===== MATERIAL FOR THIS EXERCISE =====
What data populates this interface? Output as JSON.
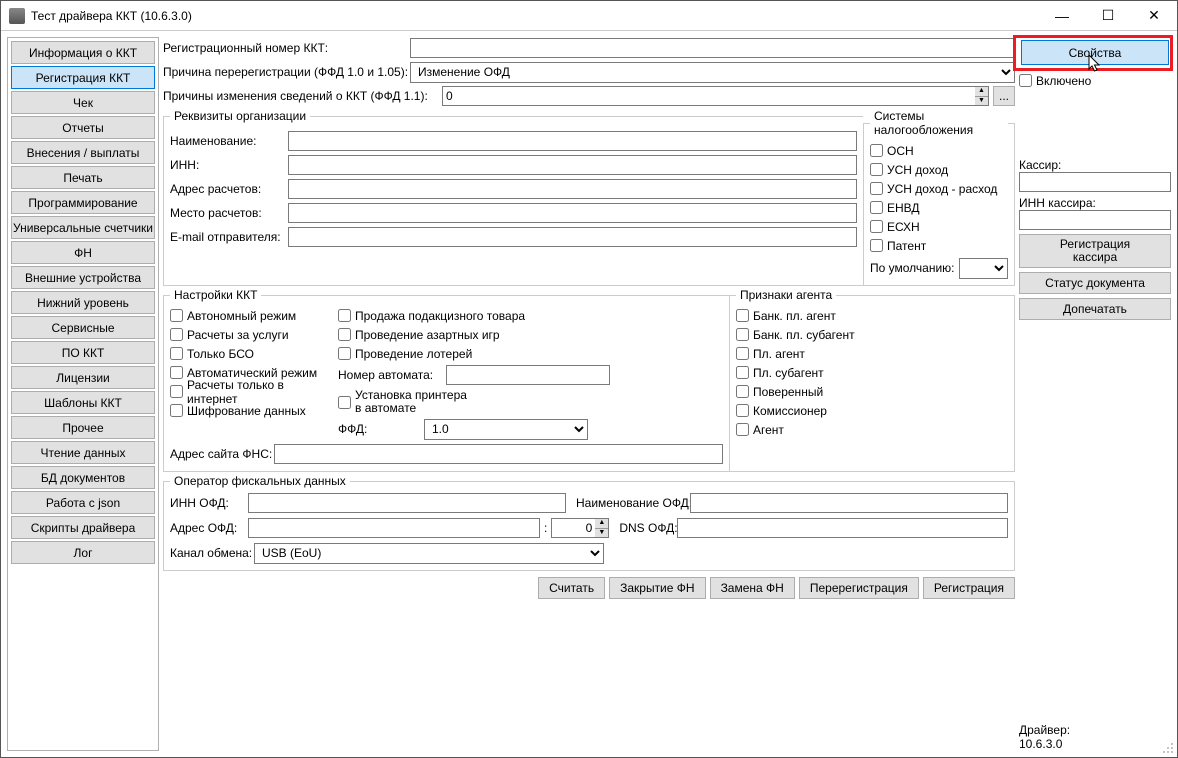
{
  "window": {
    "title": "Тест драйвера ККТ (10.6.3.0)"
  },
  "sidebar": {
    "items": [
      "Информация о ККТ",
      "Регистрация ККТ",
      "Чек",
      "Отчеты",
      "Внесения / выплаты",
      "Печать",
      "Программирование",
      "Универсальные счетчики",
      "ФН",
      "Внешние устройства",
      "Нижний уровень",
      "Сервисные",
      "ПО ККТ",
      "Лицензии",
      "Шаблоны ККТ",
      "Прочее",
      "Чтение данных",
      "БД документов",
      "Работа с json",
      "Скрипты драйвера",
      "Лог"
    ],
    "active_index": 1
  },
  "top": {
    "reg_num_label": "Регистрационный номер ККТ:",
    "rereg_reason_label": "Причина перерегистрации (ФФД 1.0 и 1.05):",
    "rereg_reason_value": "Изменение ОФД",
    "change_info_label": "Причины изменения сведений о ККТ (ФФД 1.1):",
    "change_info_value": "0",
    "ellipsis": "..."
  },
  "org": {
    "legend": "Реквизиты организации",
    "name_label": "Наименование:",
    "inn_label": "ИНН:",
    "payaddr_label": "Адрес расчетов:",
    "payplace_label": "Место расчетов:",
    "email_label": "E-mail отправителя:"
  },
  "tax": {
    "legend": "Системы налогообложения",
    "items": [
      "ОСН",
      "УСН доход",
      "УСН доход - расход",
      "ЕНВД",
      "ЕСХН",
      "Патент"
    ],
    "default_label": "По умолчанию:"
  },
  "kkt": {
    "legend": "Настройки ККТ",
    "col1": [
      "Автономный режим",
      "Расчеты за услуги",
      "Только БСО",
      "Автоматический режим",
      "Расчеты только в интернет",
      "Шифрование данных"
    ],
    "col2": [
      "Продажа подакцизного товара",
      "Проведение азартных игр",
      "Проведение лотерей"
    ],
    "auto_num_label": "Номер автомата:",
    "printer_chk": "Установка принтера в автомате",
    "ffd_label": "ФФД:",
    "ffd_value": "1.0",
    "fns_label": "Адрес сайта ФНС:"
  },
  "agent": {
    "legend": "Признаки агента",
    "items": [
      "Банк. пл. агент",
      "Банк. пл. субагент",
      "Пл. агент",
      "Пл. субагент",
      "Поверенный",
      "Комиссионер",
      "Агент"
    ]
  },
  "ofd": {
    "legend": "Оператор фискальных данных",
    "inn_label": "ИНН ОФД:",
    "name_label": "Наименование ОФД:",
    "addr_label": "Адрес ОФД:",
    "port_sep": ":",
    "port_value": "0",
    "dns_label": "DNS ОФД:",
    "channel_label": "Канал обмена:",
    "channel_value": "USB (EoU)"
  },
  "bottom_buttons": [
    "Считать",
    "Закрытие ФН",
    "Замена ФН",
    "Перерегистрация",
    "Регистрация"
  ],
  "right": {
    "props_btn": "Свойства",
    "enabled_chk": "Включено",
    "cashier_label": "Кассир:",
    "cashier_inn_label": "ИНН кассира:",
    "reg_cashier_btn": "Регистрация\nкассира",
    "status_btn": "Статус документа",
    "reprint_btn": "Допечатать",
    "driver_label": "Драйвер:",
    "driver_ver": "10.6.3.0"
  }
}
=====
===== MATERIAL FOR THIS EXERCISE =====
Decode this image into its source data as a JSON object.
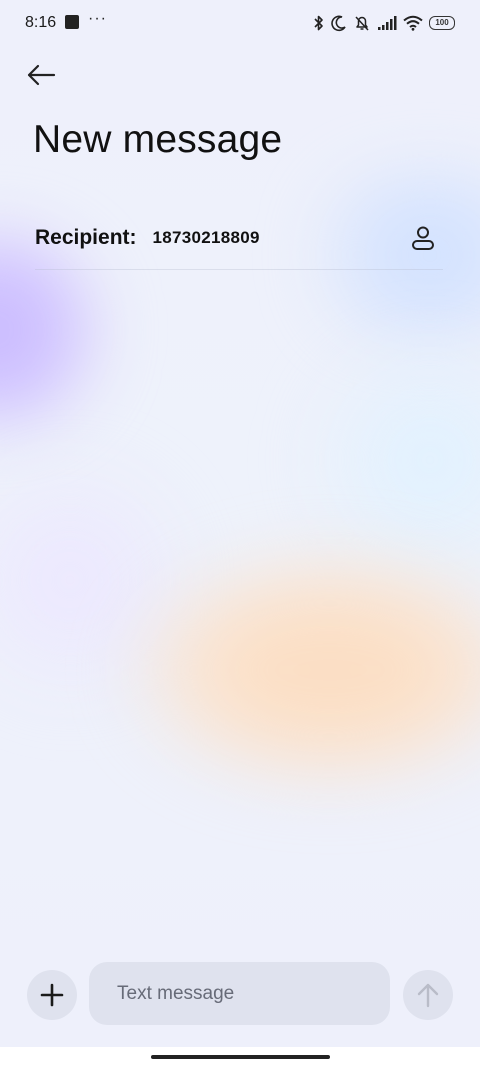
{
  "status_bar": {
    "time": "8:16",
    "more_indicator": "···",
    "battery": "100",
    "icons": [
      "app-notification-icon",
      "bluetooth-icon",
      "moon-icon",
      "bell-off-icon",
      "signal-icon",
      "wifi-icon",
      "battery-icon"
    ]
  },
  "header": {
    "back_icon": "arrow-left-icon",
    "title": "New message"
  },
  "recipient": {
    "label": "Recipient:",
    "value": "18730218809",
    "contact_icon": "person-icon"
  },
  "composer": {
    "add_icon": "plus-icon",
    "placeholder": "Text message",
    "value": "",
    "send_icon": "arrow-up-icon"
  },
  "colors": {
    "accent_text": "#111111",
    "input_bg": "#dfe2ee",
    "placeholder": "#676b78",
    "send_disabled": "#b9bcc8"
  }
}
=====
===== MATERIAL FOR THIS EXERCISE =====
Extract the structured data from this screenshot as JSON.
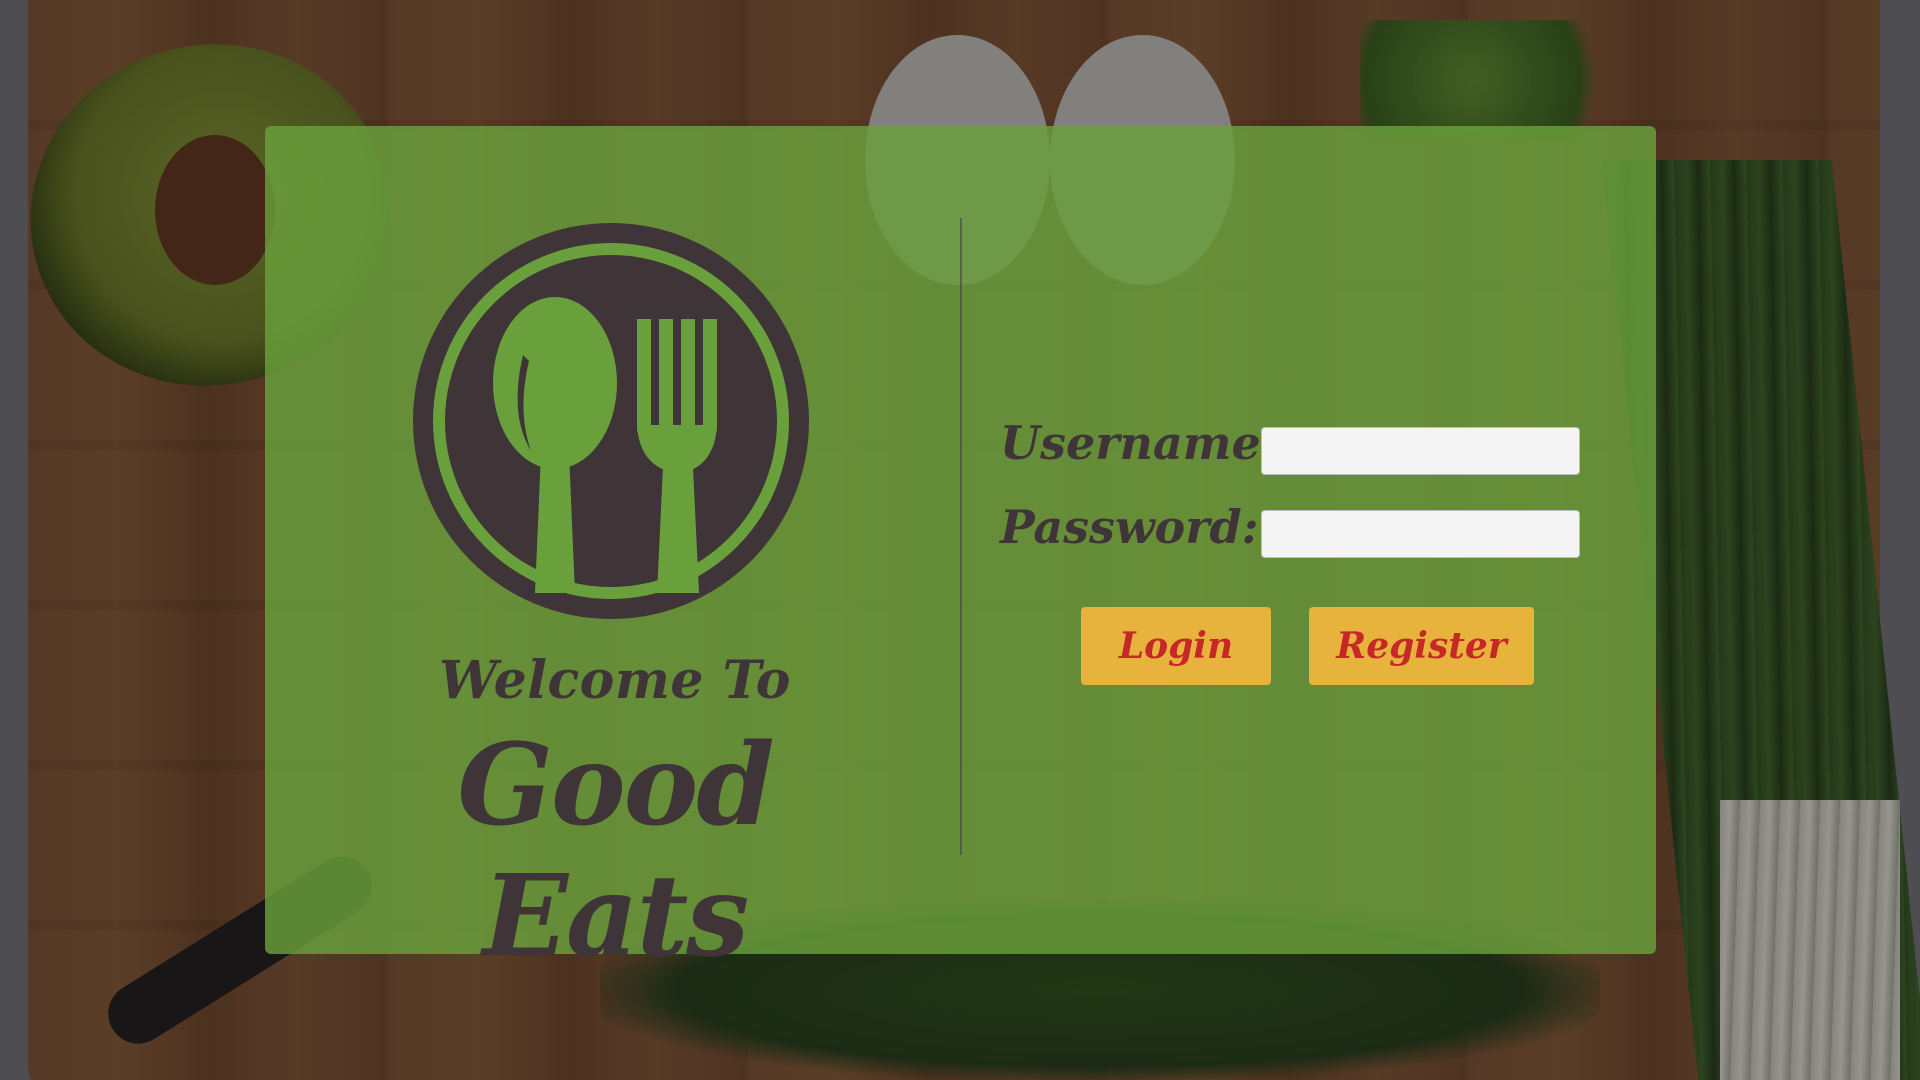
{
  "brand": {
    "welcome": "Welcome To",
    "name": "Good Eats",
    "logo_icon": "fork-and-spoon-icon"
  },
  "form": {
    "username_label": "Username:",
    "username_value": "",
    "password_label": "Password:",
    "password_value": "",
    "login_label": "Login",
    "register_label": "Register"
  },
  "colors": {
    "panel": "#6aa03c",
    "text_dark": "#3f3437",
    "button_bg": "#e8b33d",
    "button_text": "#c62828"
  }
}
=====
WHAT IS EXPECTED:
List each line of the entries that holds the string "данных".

WRITTEN RESPONSE:
      "Чтение данных",
      "Шифрование данных"
    "legend": "Оператор фискальных данных",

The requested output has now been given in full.